Because of overstocking problems, some store operators resort to extending the displayed merchandise to outside the front entrance. At the end of the business day, the displayed goods from the outside must be put back inside, usually near the front entrance. This merchandise blocking the entrance creates an obstacle for firefighters entering these establishments after closing hours. The obstructions must be manually removed by firefighters prior to entry. This causes a serious delay in getting water on the fire and creates a tripping hazard near the entrance.
Another problem occurs when merchandise is stacked against the front plate-glass windows. The stock can block ventilation and can cascade outward, striking a firefighter when the windows are vented.
Why else are these consumer-friendly bargain stores a concern for firefighters? Because they contain an abundance of items that contribute to very hot, fast-moving fires. My research found large quantities of the following merchandise in at least some of the stores surveyed: assorted paper goods, household products, plastic trash containers, bath and kitchen cleaners, bath and dish towels, insect sprays, nail polish, fragrances, concentrated soaps, shampoos, hairsprays, automotive items, rubber floormats, aerosol spray paints, cleaners, antifreeze, open bins of plastic toys, novelties, plastic storage containers, clothing items: polyester sweats, adult and children’s clothing, vinyl tablecloths and party goods.

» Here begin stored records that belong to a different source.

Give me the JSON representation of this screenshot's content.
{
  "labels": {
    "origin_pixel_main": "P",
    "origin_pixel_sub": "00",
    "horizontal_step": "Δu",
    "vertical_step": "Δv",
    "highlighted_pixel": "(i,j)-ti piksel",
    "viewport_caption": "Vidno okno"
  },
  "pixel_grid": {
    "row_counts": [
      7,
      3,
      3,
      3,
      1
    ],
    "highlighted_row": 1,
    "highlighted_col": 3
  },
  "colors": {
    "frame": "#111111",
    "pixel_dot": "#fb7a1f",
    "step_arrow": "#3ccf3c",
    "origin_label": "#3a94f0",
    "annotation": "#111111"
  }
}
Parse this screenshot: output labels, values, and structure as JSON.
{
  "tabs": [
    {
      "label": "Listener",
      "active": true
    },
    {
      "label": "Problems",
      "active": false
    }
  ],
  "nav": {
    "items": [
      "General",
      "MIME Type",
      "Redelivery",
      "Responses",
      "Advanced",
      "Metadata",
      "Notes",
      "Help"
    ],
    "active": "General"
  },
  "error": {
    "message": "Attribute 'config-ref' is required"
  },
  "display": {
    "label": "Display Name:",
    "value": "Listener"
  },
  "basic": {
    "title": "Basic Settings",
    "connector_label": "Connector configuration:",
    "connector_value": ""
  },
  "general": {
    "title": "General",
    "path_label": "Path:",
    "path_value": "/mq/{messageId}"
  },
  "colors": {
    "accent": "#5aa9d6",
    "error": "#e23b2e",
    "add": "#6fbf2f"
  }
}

The potential exists for overstocking of merchandise during the holidays. For that reason, the New York City Fire Department conducts special pre-holiday inspections that concentrate on public safety, blocked exits, inadequate aisle space, overstocking and merchandise blocking sprinkler heads.
Over the past few years, numerous fires have occurred in discount stores. Listed below are three fires of particular interest:
- Fire 1 – In the Bronx, NY, during daytime hours, two employees were rescued by firefighters from the rear storage area of a dollar store. A fast-moving fire developed in the front of the store, cutting off their primary egress.
Based on past fires, the concern for firefighters is the potential for very hot, fast-moving fires. The nature of the fire loading contributes to this. Firefighters have to “read” the smoke – is there a light haze smoke condition or is heavy smoke pushing out under pressure? With both scenarios, conditions can deteriorate rapidly.